LL and RS: Stan began the series with a question – What is more real: the world we are born into, or the one we create for ourselves? The series examines the dynamic between us and our increasingly digital environment. In Orphans, an interstellar inventor is so blinded by his quest to innovate and create that he does not see the dangers of the creations themselves. Like so many Stan yarns, this character is used to explore struggles that we grapple with in our own world.
What was your favorite moment working with Stan on the creation of the Alliances universe?
LL and RS: Coming up with the prologue to Orphans. It was basically the inception of the entire concept of Alliances – an inventor enslaved, forced to make weapons for his captors, working on one in secret to gain his freedom and enact his revenge. We had no idea what Alliances would become, and Stan was happy just to create and world build with us; it was about the journey and the joy of creating without any limits of deadlines or marketplace concerns.
What was Stan’s best note on the project?
LL and RS: At one point in front of Stan, we riffed on a very long, poetic (and frankly, meandering) reason the Inventor created Nia, an artificial intelligence that was used to free the galaxy of the Hive’s control. After about ten minutes of listening, Stan said: “What if he just wants revenge because of his guilt over the loss of his daughter?” We just sat there and said…YES!! That!!
Also, at one point we had all sorts of fun alien names for The Inventor (The Great and Mighty Garbalex, anyone?). Stan stopped us and said, “Let’s just call him The Inventor.” He could make a seemingly simple idea fresh and dynamic.
Tell us one thing about Alliances: Orphans that will truly surprise readers.
LL and RS: I think readers are going to be excited to revisit a type of story that pulls from the very early Timely/Marvel days. We’re paying homage to Stan’s early work in Journey into Mystery and Tales of Suspense – sci-fi serials with a strong moral message. This is fun and bombastic, and the Orphans are unlike any characters that occupy the Alliances universe so far!
If you could only share one piece of advice Stan gave you with an aspiring writer, what would it be?
LL and RS: Focus on the characters. They are the heart of the story, not the spectacle. If an audience is invested in a character and root for them, they will follow that character into any strange and wonderful world you dream up. If the character is not compelling, then all the bells and whistles in the world won’t matter.
Congrats! You now have a superpower. What is it and how did you get it?
RS: Ah!!! Powers!?! I’m like many of Stan’s characters. I would try and figure out how to get rid of the powers as soon as possible and return to my ol’ routine.
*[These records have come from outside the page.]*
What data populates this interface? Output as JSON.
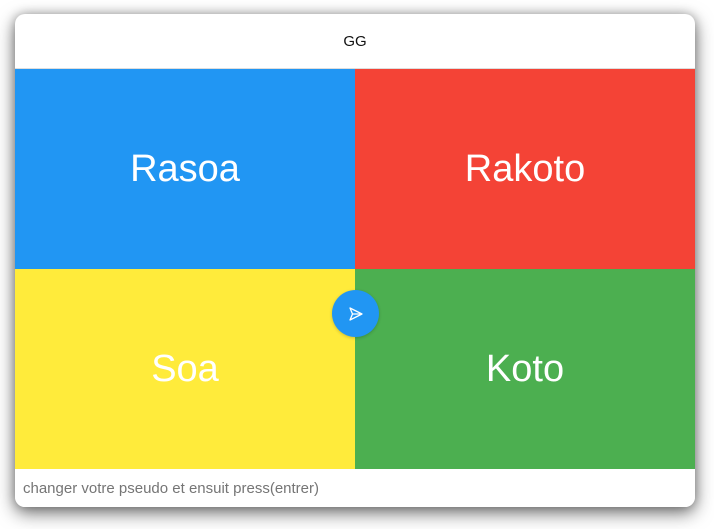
{
  "header": {
    "title": "GG"
  },
  "tiles": [
    {
      "label": "Rasoa",
      "color": "#2196F3"
    },
    {
      "label": "Rakoto",
      "color": "#F44336"
    },
    {
      "label": "Soa",
      "color": "#FFEB3B"
    },
    {
      "label": "Koto",
      "color": "#4CAF50"
    }
  ],
  "fab": {
    "icon": "send-icon",
    "color": "#2196F3"
  },
  "pseudo_input": {
    "placeholder": "changer votre pseudo et ensuit press(entrer)",
    "value": ""
  }
}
I’m more Ben Grimm than Spider-Man! On the positive side, once I have the powers I probably get to hang with scientists who can use their skills and meta-ray devices to fix me up – and hanging with scientists is a big perk of getting superpowers. That said, to answer your question: Dog Telepathy. I own an Aussie. I want (need!) to know what he’s trying to tell me when he decides to pull the soles out of my sneakers every day.
LL: If I could put time in a bottle, the first thing that I’d like to do… well, there are so many things I would do if I could play with time itself, to stretch a good moment into a lifetime or freeze everything before a bad event can happen and change the course of events. Of course, I’d get these powers by getting bitten by a radioactive watch! Or maybe a gamma explosion while experimenting on a time machine, or I’m flying into space with my family and we all get hit with cosmic rays…
Did Stan ever give you a Bullpen nickname? If so, tell us! If not, what name do you think he would have given you?
LL: He called me Lionhearted Luke. That one I’m keeping.
RS: Can’t say that he ever gave me a nickname. A few days after Luke invited me to start working with him and Stan on this project, I saw Stan at an event. I was a little shy to approach him alone. He said to me, “I know you! You are Luke’s and my newest collaborator! Don’t be so shy!” So, I’d hope he’d call me Silent but Deadly Silbert.